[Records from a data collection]
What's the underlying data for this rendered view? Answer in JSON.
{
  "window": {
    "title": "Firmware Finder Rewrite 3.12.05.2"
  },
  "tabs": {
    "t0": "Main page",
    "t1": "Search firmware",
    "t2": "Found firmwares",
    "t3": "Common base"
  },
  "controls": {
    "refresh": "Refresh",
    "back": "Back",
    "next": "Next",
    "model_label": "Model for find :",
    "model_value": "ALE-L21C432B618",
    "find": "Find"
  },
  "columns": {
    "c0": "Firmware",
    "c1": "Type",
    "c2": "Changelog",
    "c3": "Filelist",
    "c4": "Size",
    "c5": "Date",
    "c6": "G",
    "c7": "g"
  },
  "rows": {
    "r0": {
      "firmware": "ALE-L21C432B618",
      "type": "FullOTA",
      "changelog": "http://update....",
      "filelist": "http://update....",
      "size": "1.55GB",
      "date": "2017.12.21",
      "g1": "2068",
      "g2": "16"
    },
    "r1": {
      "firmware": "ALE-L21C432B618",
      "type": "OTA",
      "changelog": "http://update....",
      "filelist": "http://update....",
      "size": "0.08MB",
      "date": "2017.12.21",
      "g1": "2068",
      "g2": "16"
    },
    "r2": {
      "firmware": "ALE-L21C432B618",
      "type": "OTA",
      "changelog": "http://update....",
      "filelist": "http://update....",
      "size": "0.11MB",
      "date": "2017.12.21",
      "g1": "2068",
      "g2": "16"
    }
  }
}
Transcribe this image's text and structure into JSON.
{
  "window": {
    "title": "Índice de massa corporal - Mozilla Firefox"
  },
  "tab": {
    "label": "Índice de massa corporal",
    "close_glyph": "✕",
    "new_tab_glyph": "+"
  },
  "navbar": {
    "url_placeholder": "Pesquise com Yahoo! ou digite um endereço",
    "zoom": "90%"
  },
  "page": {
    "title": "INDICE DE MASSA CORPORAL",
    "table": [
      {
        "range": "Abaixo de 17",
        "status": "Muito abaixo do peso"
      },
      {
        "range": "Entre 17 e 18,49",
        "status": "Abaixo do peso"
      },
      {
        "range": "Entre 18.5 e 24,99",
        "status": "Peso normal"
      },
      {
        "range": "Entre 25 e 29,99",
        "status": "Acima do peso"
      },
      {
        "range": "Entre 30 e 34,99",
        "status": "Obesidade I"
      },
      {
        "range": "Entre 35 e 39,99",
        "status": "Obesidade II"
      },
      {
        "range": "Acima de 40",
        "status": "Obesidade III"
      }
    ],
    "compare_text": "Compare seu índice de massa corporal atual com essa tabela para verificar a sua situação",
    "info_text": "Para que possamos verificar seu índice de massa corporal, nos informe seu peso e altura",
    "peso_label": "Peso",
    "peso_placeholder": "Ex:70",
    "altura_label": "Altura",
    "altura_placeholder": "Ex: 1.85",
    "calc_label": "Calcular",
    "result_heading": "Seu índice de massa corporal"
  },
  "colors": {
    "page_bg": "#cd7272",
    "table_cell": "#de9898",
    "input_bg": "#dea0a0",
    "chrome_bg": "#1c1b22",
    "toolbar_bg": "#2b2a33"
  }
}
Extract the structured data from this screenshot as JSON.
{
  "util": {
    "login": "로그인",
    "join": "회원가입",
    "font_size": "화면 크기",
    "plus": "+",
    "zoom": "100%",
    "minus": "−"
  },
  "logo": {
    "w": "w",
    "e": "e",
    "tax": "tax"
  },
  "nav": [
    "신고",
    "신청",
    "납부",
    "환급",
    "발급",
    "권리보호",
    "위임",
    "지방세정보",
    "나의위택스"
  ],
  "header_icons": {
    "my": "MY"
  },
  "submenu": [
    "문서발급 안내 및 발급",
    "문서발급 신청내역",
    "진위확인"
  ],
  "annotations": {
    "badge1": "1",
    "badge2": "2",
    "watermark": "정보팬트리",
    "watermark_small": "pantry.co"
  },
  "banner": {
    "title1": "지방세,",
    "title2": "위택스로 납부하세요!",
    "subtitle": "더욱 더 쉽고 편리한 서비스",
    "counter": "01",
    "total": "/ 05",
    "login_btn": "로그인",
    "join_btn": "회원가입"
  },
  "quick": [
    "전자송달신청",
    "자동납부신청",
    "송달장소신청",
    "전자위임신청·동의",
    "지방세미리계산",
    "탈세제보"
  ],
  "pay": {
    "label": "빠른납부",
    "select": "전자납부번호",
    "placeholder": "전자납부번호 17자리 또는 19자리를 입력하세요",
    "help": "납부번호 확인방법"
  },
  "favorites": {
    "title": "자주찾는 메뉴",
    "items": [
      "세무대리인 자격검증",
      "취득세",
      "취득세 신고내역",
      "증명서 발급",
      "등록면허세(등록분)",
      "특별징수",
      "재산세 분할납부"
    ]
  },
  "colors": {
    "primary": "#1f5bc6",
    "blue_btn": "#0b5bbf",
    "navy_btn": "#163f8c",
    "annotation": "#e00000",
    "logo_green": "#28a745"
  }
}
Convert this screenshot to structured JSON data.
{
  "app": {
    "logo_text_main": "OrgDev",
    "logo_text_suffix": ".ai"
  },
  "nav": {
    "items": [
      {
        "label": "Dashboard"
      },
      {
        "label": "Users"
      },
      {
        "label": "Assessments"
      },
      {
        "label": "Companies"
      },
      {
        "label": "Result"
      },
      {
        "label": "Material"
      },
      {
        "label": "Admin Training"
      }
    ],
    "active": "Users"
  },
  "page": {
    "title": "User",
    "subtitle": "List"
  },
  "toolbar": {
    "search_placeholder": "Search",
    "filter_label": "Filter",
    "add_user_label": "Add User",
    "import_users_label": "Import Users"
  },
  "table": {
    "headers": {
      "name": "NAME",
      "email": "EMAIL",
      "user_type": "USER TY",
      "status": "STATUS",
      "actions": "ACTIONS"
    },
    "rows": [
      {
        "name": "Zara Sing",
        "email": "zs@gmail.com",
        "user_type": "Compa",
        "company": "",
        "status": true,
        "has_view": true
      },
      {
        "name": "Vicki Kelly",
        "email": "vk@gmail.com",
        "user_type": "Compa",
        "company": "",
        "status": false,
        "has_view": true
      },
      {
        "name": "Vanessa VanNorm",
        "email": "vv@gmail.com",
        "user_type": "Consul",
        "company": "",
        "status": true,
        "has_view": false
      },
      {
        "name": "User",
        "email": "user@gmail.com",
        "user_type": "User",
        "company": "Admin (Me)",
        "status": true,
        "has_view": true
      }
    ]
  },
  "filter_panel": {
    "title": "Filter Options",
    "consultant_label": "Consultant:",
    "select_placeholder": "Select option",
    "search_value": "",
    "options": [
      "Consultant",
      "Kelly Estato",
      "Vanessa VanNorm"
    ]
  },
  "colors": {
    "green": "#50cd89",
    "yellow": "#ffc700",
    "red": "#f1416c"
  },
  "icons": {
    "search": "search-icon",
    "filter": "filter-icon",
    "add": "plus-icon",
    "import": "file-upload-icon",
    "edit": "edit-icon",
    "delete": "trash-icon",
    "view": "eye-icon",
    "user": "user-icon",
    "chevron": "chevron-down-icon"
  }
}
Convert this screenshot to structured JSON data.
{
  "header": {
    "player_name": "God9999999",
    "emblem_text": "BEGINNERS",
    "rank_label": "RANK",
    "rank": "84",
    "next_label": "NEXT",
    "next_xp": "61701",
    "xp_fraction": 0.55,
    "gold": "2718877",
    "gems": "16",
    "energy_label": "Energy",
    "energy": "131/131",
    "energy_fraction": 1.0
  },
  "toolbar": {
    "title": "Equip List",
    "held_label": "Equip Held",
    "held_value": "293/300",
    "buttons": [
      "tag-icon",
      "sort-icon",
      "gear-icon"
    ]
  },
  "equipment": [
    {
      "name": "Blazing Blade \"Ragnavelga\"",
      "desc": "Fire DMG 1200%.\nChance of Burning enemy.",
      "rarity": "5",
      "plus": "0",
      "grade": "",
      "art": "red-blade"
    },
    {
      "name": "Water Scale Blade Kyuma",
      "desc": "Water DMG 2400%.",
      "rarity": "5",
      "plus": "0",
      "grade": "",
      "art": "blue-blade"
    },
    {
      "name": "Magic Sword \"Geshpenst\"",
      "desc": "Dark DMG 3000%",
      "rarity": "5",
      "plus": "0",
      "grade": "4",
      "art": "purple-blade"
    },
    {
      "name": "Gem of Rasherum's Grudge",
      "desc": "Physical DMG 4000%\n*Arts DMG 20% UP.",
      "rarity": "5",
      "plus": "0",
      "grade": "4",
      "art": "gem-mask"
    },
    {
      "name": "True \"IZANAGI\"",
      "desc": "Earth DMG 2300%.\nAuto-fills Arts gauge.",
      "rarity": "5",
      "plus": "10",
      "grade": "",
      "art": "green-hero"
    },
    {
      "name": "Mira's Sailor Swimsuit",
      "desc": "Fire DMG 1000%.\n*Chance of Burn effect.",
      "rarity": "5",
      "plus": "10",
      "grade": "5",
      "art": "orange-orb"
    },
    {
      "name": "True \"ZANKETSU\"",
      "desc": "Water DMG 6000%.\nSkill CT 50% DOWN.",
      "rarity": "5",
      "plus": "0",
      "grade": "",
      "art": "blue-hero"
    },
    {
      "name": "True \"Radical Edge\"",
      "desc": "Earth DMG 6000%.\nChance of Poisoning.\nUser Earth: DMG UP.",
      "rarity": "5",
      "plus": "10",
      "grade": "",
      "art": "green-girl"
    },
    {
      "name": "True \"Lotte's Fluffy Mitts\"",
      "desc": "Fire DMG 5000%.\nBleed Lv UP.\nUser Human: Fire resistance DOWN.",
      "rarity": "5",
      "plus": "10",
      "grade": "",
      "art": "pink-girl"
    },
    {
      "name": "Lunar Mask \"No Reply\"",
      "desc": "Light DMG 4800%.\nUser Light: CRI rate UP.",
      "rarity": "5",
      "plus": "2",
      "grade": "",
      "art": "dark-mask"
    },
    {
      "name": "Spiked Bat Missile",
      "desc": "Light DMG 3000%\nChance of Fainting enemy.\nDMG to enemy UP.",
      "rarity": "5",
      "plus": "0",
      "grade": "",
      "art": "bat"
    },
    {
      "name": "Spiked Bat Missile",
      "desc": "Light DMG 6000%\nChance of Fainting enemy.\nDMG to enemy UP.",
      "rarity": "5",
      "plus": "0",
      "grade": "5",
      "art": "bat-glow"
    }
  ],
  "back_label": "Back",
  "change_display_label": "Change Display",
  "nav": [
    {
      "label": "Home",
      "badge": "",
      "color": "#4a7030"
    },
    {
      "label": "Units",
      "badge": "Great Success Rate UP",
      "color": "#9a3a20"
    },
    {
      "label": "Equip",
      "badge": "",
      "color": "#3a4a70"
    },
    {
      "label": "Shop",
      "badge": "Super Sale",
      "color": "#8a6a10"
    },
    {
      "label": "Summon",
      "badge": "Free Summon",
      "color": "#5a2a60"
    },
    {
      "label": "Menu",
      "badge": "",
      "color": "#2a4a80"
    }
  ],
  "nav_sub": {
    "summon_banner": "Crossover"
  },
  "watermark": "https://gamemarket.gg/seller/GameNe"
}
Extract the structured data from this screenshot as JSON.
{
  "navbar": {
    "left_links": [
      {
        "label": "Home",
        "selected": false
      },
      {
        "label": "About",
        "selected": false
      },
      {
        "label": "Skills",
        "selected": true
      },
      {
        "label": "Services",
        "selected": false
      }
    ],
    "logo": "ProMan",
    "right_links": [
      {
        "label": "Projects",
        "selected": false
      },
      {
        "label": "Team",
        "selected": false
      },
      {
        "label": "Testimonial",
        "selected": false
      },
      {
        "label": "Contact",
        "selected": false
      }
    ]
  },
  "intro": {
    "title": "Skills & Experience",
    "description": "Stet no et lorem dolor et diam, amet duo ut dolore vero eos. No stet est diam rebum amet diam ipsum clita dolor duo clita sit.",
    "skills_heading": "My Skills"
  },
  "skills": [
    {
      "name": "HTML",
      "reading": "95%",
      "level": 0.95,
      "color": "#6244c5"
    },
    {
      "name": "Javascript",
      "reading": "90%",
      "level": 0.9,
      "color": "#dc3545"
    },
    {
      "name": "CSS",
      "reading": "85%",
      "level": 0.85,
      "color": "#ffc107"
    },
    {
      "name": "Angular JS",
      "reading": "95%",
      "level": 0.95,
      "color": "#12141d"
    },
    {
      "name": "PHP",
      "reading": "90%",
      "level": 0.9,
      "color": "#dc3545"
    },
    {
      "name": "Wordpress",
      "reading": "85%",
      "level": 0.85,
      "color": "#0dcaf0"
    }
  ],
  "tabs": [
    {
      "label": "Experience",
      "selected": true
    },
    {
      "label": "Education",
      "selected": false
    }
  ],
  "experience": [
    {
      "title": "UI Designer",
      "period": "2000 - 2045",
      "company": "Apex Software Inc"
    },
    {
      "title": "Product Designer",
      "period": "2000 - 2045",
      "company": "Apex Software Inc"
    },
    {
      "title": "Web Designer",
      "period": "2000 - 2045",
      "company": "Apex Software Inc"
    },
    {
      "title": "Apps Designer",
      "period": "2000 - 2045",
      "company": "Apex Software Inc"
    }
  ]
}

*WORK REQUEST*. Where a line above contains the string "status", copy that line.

*PROBLEM SOLUTION*.
        "status": "Muito abaixo do peso"
        "status": "Abaixo do peso"
        "status": "Peso normal"
        "status": "Acima do peso"
        "status": "Obesidade I"
        "status": "Obesidade II"
        "status": "Obesidade III"
      "status": "STATUS",
        "status": true,
        "status": false,
        "status": true,
        "status": true,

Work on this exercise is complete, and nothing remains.